[Task to carry out]: Filter out all lines without the word "Most" from the data below, please, and copy the rest.

[Data for analysis]:
════════════════

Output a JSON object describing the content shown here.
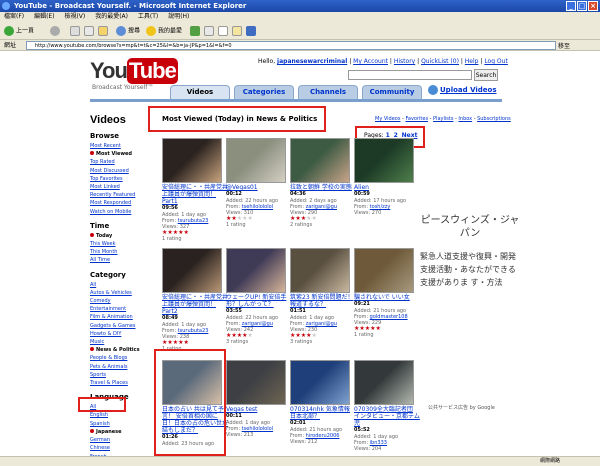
{
  "window": {
    "title": "YouTube - Broadcast Yourself. - Microsoft Internet Explorer"
  },
  "menubar": [
    "檔案(F)",
    "編輯(E)",
    "檢視(V)",
    "我的最愛(A)",
    "工具(T)",
    "說明(H)"
  ],
  "toolbar": {
    "back": "上一頁",
    "search": "搜尋",
    "favorites": "我的最愛"
  },
  "address": {
    "label": "網址",
    "url": "http://www.youtube.com/browse?s=mp&t=t&c=25&l=&b=ja-JP&p=1&l=&f=0",
    "go": "移至"
  },
  "header": {
    "logo_you": "You",
    "logo_tube": "Tube",
    "tagline": "Broadcast Yourself™",
    "hello": "Hello,",
    "username": "japanesewarcriminal",
    "links": [
      "My Account",
      "History",
      "QuickList (0)",
      "Help",
      "Log Out"
    ],
    "search_button": "Search",
    "tabs": [
      "Videos",
      "Categories",
      "Channels",
      "Community"
    ],
    "upload": "Upload Videos"
  },
  "main": {
    "page_title": "Videos",
    "headline": "Most Viewed (Today) in News & Politics",
    "sublinks": [
      "My Videos",
      "Favorites",
      "Playlists",
      "Inbox",
      "Subscriptions"
    ],
    "pages_label": "Pages:",
    "pages": [
      "1",
      "2",
      "Next"
    ]
  },
  "sidebar": {
    "browse_title": "Browse",
    "browse": [
      "Most Recent",
      "Most Viewed",
      "Top Rated",
      "Most Discussed",
      "Top Favorites",
      "Most Linked",
      "Recently Featured",
      "Most Responded",
      "Watch on Mobile"
    ],
    "browse_selected": 1,
    "time_title": "Time",
    "time": [
      "Today",
      "This Week",
      "This Month",
      "All Time"
    ],
    "time_selected": 0,
    "category_title": "Category",
    "category": [
      "All",
      "Autos & Vehicles",
      "Comedy",
      "Entertainment",
      "Film & Animation",
      "Gadgets & Games",
      "Howto & DIY",
      "Music",
      "News & Politics",
      "People & Blogs",
      "Pets & Animals",
      "Sports",
      "Travel & Places"
    ],
    "category_selected": 8,
    "language_title": "Language",
    "language": [
      "All",
      "English",
      "Spanish",
      "Japanese",
      "German",
      "Chinese",
      "French"
    ],
    "language_selected": 3
  },
  "videos": [
    {
      "title": "安倍総理に・・共産党井上議員が爆弾質問！ Part1",
      "duration": "09:56",
      "added": "1 day ago",
      "from": "tsurubuta23",
      "views": "327",
      "rating": 5,
      "ratings": "1 rating",
      "colors": [
        "#2b2320",
        "#c7a37e"
      ]
    },
    {
      "title": "@Vegas01",
      "duration": "00:12",
      "added": "22 hours ago",
      "from": "tsehilolololol",
      "views": "310",
      "rating": 2,
      "ratings": "1 rating",
      "colors": [
        "#8a8f7e",
        "#d4cfc3"
      ]
    },
    {
      "title": "拉致と朝鮮 学校の実態",
      "duration": "04:36",
      "added": "2 days ago",
      "from": "zarigani@gu",
      "views": "290",
      "rating": 3,
      "ratings": "2 ratings",
      "colors": [
        "#3d5a43",
        "#c8a48a"
      ]
    },
    {
      "title": "Alien",
      "duration": "00:59",
      "added": "17 hours ago",
      "from": "tosh/zzy",
      "views": "270",
      "rating": 0,
      "ratings": "",
      "colors": [
        "#1d3a26",
        "#4f7f4c"
      ]
    },
    {
      "title": "安倍総理に・・共産党井上議員が爆弾質問！ Part2",
      "duration": "08:49",
      "added": "1 day ago",
      "from": "tsurubuta23",
      "views": "238",
      "rating": 5,
      "ratings": "1 rating",
      "colors": [
        "#2a2220",
        "#b89775"
      ]
    },
    {
      "title": "ウェークUP! 新安倍手形？しんがって？",
      "duration": "03:55",
      "added": "22 hours ago",
      "from": "zarigani@gu",
      "views": "242",
      "rating": 4,
      "ratings": "3 ratings",
      "colors": [
        "#3f3a56",
        "#d6b59a"
      ]
    },
    {
      "title": "筑紫23 新安倍問題だ！報道するな？",
      "duration": "01:51",
      "added": "1 day ago",
      "from": "zarigani@gu",
      "views": "230",
      "rating": 4,
      "ratings": "3 ratings",
      "colors": [
        "#5a5040",
        "#c9b8a0"
      ]
    },
    {
      "title": "騙されないで いい女",
      "duration": "09:21",
      "added": "21 hours ago",
      "from": "goldmaster108",
      "views": "229",
      "rating": 5,
      "ratings": "1 rating",
      "colors": [
        "#6e5a3a",
        "#a89a7e"
      ]
    },
    {
      "title": "日本の占い 共は見て予言！ 安倍首相の国に日！日本の占の危い世だ 結もしまだ？",
      "duration": "01:26",
      "added": "23 hours ago",
      "from": "",
      "views": "",
      "rating": 0,
      "ratings": "",
      "colors": [
        "#5b6a7b",
        "#d7c0a7"
      ]
    },
    {
      "title": "Vegas test",
      "duration": "00:11",
      "added": "1 day ago",
      "from": "tsehilolololol",
      "views": "213",
      "rating": 0,
      "ratings": "",
      "colors": [
        "#3d3f44",
        "#6e6553"
      ]
    },
    {
      "title": "070314nhk 気象情報 日本北部？",
      "duration": "02:01",
      "added": "21 hours ago",
      "from": "hiroderu2006",
      "views": "212",
      "rating": 0,
      "ratings": "",
      "colors": [
        "#1f3f7a",
        "#7fa2cf"
      ]
    },
    {
      "title": "070309全大臨記者団 インタビュー・京都テム児",
      "duration": "05:52",
      "added": "1 day ago",
      "from": "ibn333",
      "views": "204",
      "rating": 0,
      "ratings": "",
      "colors": [
        "#33393a",
        "#b3b8b0"
      ]
    }
  ],
  "labels": {
    "added": "Added:",
    "from": "From:",
    "views": "Views:"
  },
  "ad": {
    "title": "ピースウィンズ・ジャパン",
    "body": "緊急人道支援や復興・開発支援活動・あなたができる支援がありま す・方法",
    "footer": "公共サービス広告 by Google"
  },
  "status": {
    "zone": "網際網路"
  }
}
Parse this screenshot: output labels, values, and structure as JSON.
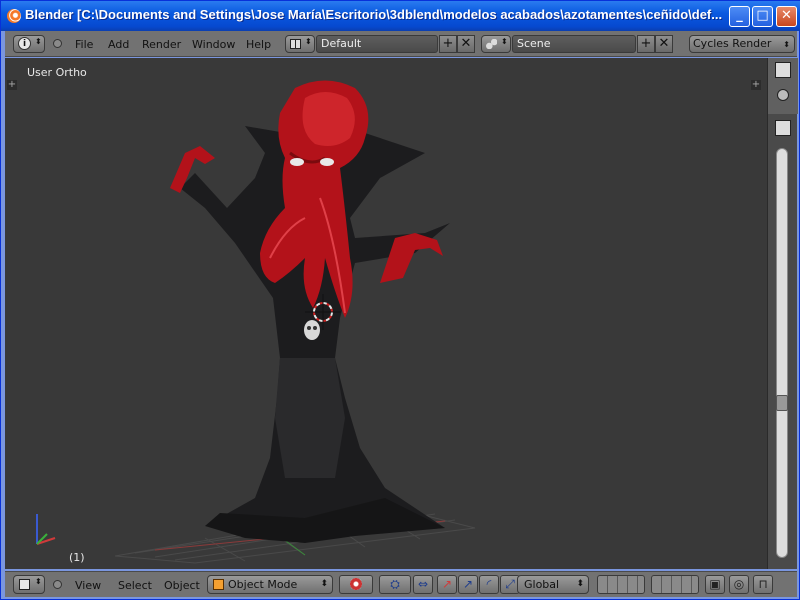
{
  "window": {
    "title": "Blender [C:\\Documents and Settings\\Jose María\\Escritorio\\3dblend\\modelos acabados\\azotamentes\\ceñido\\def..."
  },
  "header": {
    "menus": [
      "File",
      "Add",
      "Render",
      "Window",
      "Help"
    ],
    "layout": "Default",
    "scene": "Scene",
    "render_engine": "Cycles Render"
  },
  "viewport": {
    "view_label": "User Ortho",
    "frame": "(1)"
  },
  "footer": {
    "menus": [
      "View",
      "Select",
      "Object"
    ],
    "mode": "Object Mode",
    "orientation": "Global"
  },
  "colors": {
    "accent_orange": "#f5792a",
    "xp_title_blue": "#0a5ae0",
    "blender_header": "#727272",
    "viewport_bg": "#393939",
    "model_red": "#c0141a"
  }
}
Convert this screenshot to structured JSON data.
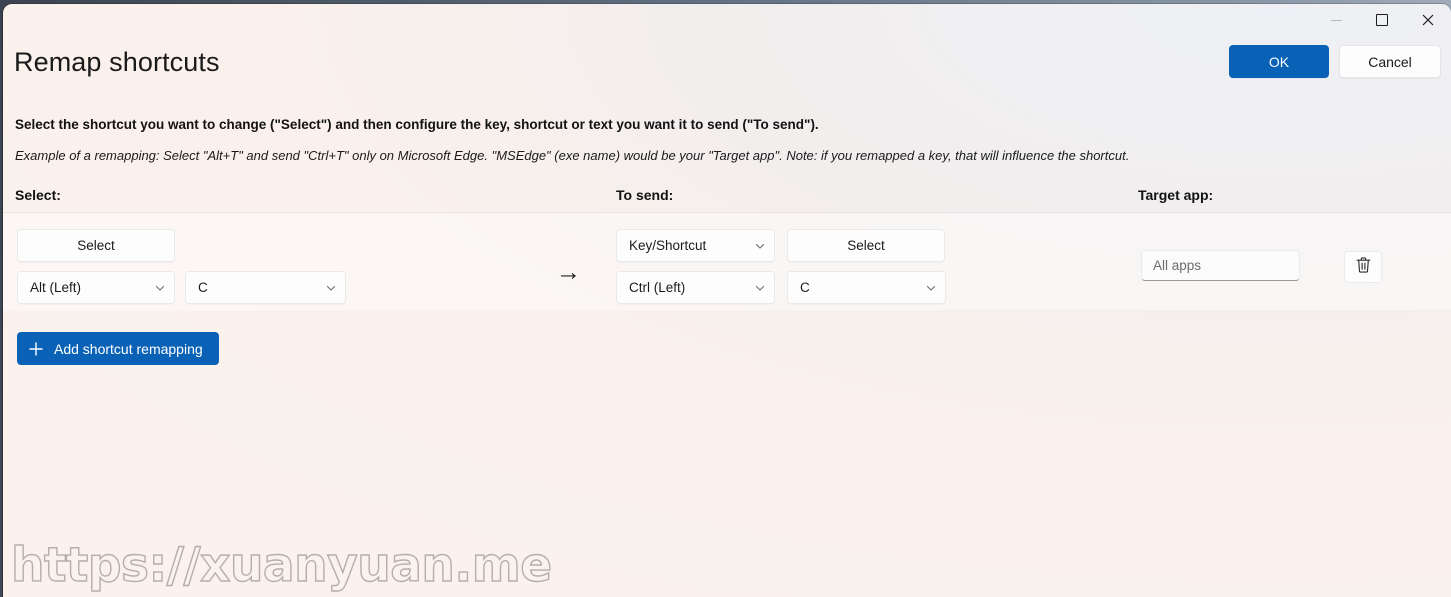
{
  "window": {
    "title": "Remap shortcuts",
    "controls": {
      "minimize": "Minimize",
      "maximize": "Maximize",
      "close": "Close"
    }
  },
  "header": {
    "ok_label": "OK",
    "cancel_label": "Cancel"
  },
  "description": {
    "line1": "Select the shortcut you want to change (\"Select\") and then configure the key, shortcut or text you want it to send (\"To send\").",
    "line2": "Example of a remapping: Select \"Alt+T\" and send \"Ctrl+T\" only on Microsoft Edge. \"MSEdge\" (exe name) would be your \"Target app\". Note: if you remapped a key, that will influence the shortcut."
  },
  "columns": {
    "select": "Select:",
    "to_send": "To send:",
    "target_app": "Target app:"
  },
  "row": {
    "select": {
      "select_button": "Select",
      "modifier": "Alt (Left)",
      "key": "C"
    },
    "arrow": "→",
    "to_send": {
      "type": "Key/Shortcut",
      "select_button": "Select",
      "modifier": "Ctrl (Left)",
      "key": "C"
    },
    "target_app": {
      "placeholder": "All apps",
      "value": ""
    },
    "delete_tooltip": "Delete remapping"
  },
  "add_button": {
    "label": "Add shortcut remapping",
    "icon": "plus-icon"
  },
  "watermark": {
    "text": "https://xuanyuan.me"
  },
  "colors": {
    "accent": "#0a62b7",
    "background_warm": "#faf1ec",
    "background_cool": "#eef0f5",
    "text": "#1b1b1b"
  }
}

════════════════

[Reply]:
    "headline": "Most Viewed (Today) in News & Politics",
      "Most Recent",
      "Most Viewed",
      "Most Discussed",
      "Most Linked",
      "Most Responded",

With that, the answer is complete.